Excuse me Ms. clary; where was it in the Bible where it said a mother has the right to kill her unborn child? I must have missed that part.
Deuteronomy 21:18-21….Christians are civil this way…they wait till after the child is born, then it’s ok to kill your child.
Tom Brown says
Pressuring schoolkids into prayer is the last thing our public schools should be doing. First of all, no matter how diplomatically you try to construct a generic prayer, it is going to be offensive to some faiths and ineffective for others. Just saying the name of God is a sacrilege for certain faiths. If families believe their kids need more prayer, the solution is simple — pray with the kids before you send them off to school, and pray again at the dinner table (if you spend anytime with your kids at all.) If you think that is insufficient, then send them to a religious school. I think it is okay for schools to teach kids about religions and various religious practices — that’s a facet of our culture — but not to lead them in religious rituals. That’s the responsibility of clergy and parents.

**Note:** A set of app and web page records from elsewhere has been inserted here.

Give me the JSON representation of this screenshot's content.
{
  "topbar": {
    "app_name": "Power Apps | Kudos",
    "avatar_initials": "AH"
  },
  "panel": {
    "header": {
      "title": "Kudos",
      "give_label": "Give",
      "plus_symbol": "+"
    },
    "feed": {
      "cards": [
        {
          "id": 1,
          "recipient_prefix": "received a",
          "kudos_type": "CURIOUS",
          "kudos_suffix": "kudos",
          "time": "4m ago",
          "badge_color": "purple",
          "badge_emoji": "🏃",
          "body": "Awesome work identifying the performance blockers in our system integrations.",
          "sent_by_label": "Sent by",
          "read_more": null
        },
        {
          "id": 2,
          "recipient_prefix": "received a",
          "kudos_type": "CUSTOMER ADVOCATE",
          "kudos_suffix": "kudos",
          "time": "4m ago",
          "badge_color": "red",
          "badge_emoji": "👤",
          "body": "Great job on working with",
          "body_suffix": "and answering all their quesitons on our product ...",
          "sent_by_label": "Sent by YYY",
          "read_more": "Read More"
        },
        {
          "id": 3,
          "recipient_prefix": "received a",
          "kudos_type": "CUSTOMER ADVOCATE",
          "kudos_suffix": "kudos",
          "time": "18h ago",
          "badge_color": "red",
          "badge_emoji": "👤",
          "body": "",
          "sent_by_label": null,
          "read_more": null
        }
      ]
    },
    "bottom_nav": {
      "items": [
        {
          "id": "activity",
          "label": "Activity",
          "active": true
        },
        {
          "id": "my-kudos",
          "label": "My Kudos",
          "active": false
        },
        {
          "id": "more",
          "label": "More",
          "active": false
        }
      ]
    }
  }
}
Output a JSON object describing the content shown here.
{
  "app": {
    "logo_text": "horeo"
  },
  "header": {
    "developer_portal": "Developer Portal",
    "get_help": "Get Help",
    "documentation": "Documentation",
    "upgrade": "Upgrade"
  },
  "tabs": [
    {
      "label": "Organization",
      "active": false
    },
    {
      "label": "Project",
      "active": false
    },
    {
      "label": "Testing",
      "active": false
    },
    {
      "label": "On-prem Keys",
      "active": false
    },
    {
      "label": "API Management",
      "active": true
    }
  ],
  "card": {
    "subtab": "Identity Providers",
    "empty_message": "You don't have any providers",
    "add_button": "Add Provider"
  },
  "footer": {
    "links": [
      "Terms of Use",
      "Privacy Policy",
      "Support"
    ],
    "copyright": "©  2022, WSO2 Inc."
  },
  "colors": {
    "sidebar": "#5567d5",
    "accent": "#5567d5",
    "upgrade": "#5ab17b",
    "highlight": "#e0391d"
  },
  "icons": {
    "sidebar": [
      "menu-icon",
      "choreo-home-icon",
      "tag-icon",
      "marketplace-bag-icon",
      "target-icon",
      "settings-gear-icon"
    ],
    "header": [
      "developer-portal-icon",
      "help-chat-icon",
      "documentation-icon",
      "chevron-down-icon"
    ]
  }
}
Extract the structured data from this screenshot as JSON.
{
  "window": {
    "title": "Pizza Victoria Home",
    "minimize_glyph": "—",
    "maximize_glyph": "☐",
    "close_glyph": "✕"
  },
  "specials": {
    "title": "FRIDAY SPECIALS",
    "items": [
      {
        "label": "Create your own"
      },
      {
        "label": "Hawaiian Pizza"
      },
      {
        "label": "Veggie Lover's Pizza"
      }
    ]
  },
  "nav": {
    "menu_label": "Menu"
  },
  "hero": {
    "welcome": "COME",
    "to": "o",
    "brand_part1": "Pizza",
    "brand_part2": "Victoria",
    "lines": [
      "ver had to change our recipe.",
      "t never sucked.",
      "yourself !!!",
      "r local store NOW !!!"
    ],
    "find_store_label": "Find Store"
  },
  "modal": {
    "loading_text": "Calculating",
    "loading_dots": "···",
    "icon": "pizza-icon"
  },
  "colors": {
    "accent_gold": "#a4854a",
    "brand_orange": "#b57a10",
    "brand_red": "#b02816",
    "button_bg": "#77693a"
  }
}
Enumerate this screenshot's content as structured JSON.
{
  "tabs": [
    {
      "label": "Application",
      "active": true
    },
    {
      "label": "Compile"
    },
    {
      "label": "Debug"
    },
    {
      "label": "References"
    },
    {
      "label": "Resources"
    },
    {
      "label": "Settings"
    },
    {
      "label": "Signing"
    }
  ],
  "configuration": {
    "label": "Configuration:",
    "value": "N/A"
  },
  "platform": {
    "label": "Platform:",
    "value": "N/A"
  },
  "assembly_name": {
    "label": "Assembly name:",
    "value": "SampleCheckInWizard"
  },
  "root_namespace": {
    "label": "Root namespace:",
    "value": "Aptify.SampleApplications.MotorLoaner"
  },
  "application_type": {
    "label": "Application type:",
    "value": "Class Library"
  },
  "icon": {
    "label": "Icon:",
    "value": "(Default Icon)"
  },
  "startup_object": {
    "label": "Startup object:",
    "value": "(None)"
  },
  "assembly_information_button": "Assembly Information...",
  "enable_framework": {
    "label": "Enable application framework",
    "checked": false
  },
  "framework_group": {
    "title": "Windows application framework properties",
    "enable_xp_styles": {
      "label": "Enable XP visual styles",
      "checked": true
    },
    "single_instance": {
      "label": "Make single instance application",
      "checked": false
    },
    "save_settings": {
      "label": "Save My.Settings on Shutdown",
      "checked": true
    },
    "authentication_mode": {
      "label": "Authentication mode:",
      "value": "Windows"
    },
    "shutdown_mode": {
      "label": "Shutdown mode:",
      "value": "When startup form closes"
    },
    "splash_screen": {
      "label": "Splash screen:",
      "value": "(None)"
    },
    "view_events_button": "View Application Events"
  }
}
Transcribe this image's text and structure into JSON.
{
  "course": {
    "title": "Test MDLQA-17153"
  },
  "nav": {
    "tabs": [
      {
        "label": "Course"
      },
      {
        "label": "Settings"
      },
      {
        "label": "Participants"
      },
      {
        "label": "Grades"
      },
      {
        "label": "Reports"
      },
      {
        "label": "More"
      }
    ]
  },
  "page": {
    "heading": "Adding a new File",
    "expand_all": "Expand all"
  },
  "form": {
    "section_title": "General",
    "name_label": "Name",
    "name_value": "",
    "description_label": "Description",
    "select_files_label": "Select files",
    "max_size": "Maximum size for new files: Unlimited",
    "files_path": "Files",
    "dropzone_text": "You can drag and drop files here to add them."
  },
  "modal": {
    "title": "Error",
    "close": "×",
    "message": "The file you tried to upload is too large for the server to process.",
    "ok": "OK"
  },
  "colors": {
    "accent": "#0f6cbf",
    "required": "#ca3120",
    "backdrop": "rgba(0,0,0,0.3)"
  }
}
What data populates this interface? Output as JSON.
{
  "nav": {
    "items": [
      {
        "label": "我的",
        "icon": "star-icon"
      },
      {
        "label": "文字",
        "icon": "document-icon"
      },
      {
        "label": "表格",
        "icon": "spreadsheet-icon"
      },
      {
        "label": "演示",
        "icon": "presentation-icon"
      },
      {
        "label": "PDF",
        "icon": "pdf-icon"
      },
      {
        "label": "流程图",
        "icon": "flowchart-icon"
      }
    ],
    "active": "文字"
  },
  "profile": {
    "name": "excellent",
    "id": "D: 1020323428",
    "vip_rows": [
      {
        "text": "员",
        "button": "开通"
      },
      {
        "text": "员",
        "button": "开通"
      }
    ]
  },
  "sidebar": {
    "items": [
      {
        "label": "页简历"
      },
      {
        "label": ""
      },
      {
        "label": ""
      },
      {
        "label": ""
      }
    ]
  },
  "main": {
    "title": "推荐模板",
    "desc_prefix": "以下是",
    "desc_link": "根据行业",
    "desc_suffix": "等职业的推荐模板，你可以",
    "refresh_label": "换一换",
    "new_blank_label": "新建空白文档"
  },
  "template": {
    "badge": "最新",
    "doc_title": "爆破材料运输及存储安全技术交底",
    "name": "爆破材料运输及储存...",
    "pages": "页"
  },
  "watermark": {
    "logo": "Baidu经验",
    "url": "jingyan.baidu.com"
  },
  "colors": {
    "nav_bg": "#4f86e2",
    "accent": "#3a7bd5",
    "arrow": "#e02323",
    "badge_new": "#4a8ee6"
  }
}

Nancy N. says
Not to mention that subjecting atheist children to even a so-called generic prayer violates their beliefs…there is simply no way to have any kind of prayer in a public school without violating the rights of someone. It doesn’t belong and is expressly forbidden by the separation of church and state clause of the constitution.
Sherry Epley says
Tom Brown. . . well said!
Sherry Epley says
Oh Yes! And Flaglerlive. . . excellent article!
Prayers do not belong in the class room or anything else pertaining to school functions. Pray at home, or where ever.. The Bible is a book, based on stories….if you read & believe, good for you. I totally agree with everything Ms. Clary wrote.
If they wern’t providing the care in that area of health previously, how is now forcing the religious institution supposed to be an attack on women and their health care rights (not that a reasonable thinker would consider health care a right)? It is a recent bogus attack on Christianity and the GOP, propelled in momentum by the tool of the left–the media like MSNBC and every one of their punidts. Those particpating in the attack disgust me because it is more of an attack against the Christian religion.
Eskimo: “If I did not know about God and sin, would I go to hell?”
Priest: “No, not if you did not know.”
Eskimo: “Then why did you tell me?”
The reason this bullshit is back in our classrooms is because it’s more important for religious people to speak and be heard than for their message to be a reality. Having our children mumble to imaginary people at school, and then dealing with the inevitable arguments about whose mumbling offends someone else’s mumbling, and all the while they’re failing miserably at math and science wordwide. Oh yes, they don’t know geography either unless it’s off google maps. Way to go!
Amazzzing how a simple thing like the thanking of GOd is such a bad thing to many on the left